Fruit salad with condensed milk is one of those dishes that every Filipino family prepares a little differently. Recipes are handed down from mother to daughter, from grandfather to grandson, with a little extra this or a little less of that, but the basics remain the same. Canned fruit salad is the star of the dish. Filipino fruit salad is perfect on a hot day — it goes together quickly and serves as a cooling side or dessert.
Classic Filipino Fruit Cocktail Salad
The simplest Filipino fruit salad has four ingredients and a garnish. Start with chilled ingredients so the salad will be ready to eat, or refrigerate for several hours until the salad is cold.
Drain canned fruit cocktail and canned peaches. Combine them in a bowl. In a separate bowl, beat together sweetened condensed milk and table cream. Pour the cream mixture over the fruit and stir well. Garnish with a maraschino cherry and chill, covered, until it's time to serve.
If you can’t find table cream at your supermarket, whipping cream will work.
For a more complex salad, add canned pineapple, papaya, lychee, or other tropical fruit and shredded coconut.
Drain off as much of the canning liquid as possible.
Fresh Filipino Fruit Salad
Cut two peaches and a green apple into cubes. Put them in a bowl with thinly sliced coconut and cubed pineapple. Whisk together table cream and sweetened condensed milk and pour it over the fruit. Add sweetened nata de coco, a jellied food made from fermented coconut water, and mix. Chill for an hour before serving.

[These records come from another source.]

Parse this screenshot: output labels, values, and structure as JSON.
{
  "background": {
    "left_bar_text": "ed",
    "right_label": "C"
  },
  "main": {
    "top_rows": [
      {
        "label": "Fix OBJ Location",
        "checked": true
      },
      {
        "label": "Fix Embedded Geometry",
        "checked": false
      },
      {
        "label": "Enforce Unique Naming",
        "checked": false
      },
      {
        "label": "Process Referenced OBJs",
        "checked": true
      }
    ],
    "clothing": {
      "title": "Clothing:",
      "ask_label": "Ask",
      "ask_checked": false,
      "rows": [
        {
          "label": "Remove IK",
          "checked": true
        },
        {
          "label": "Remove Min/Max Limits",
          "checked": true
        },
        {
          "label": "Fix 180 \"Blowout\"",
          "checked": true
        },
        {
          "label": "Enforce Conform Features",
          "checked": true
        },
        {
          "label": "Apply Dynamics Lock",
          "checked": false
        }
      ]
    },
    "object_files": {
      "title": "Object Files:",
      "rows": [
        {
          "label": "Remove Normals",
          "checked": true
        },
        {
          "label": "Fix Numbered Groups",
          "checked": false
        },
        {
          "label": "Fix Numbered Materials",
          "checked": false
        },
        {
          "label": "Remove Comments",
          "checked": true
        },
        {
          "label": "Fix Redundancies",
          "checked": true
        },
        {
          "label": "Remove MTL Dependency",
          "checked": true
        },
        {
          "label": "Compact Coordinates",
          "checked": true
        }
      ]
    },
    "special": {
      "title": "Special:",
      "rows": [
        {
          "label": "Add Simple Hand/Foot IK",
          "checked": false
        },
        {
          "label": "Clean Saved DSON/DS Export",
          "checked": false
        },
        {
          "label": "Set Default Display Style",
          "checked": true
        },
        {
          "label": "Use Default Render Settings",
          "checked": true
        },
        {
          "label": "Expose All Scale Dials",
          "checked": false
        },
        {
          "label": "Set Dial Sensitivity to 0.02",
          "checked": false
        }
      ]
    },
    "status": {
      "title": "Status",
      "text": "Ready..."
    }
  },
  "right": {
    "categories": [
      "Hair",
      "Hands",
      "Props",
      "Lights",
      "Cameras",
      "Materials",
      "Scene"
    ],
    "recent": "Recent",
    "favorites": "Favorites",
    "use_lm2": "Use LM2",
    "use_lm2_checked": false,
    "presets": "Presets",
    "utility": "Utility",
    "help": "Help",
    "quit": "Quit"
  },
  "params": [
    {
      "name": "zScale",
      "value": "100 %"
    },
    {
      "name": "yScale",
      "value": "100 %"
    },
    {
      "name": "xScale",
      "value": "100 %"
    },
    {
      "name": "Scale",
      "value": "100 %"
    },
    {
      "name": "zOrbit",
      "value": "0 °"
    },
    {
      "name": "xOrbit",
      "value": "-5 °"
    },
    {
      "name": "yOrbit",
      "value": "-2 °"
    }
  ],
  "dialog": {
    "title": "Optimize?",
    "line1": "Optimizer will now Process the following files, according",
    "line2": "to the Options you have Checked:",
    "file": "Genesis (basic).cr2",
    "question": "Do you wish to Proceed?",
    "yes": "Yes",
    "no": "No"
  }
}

Add other fresh tropical fruits such as mango, star fruit and papaya.
Fruit Salad With Canned and Fresh Fruit
Soften a package of cream cheese and stir in sweetened condensed milk. Drain and combine canned fruit salad, canned peaches, pineapple pieces and mandarin oranges. Add a peeled, cored and diced Granny Smith apple. Fold the fruits into the cream cheese mixture. Serve on a bed of lettuce garnished with walnut halves, shredded coconut and maraschino cherries.
Add fresh tropical fruits like kiwi, starfruit and mango if desired. Bananas aren't typical in Filipino fruit salads, but if you choose to use them, first slice them into a bowl with citrus juice to keep them from browning. Use a slotted spoon to scoop the slices out of the juice before adding them to the salad.
Filipino Macaroni Salad
Filipino macaroni salad is another dish with ingredients that vary from family to family, but fruit is a constant in every recipe. Crushed pineapple and raisins are combined with cooked elbow macaroni, cooked carrot and processed cheese. The salad is dressed with mayonnaise mixed with sweetened condensed milk, salt and pepper.
Add-ins include shredded cooked chicken, cubed ham, chopped hard-boiled eggs and sweet pickle relish.
Canned Food in the Philippines
Filipinos were introduced to canned food after the Spanish-American War at the turn of the 20th century. Canned goods, called delata in the Philippines, were shipped to the American colonizers, and the Filipinos enthusiastically incorporated them into their cooking.
Spam is the star of Spamsilog, a breakfast dish with rice and eggs. Vienna sausages are chopped and added to rice. Canned corned beef is fried with onions, and sardines are usually canned with tomato sauce. Pepsi is poured over cooked rice.
Filipino food is by no means limited to canned concoctions. Bad Saint, a Filipino restaurant in Washington, D.C., was ranked the "number two new restaurant" in the country by Bon Appetit magazine. Spit-roasted pig, called lechon, and adobe, marinated meat, are prepared with nary a can in sight.
- Saveur: Philippine Fruit Salad
- About Filipino Food: Nata de coco
- Johnson & Wales University: Filipino Mixed Fruit Salad
- Kawaling Pinoy: Filipino-Style Macaroni Salad
- Taste: Colonialism in a Can
- Tagalog Dictionary: Delata
- Washington Business Journal: This D.C. Restaurant Takes the Silver Medal …
- Filipino Style Recipe: Spamsilog
- Saveur: Our 17 Best Filipino Recipes for an Authentic Meal
- CUNY Academic Works: The Palate of Power, Americans, Foods and the Philippines after the Spanish-American War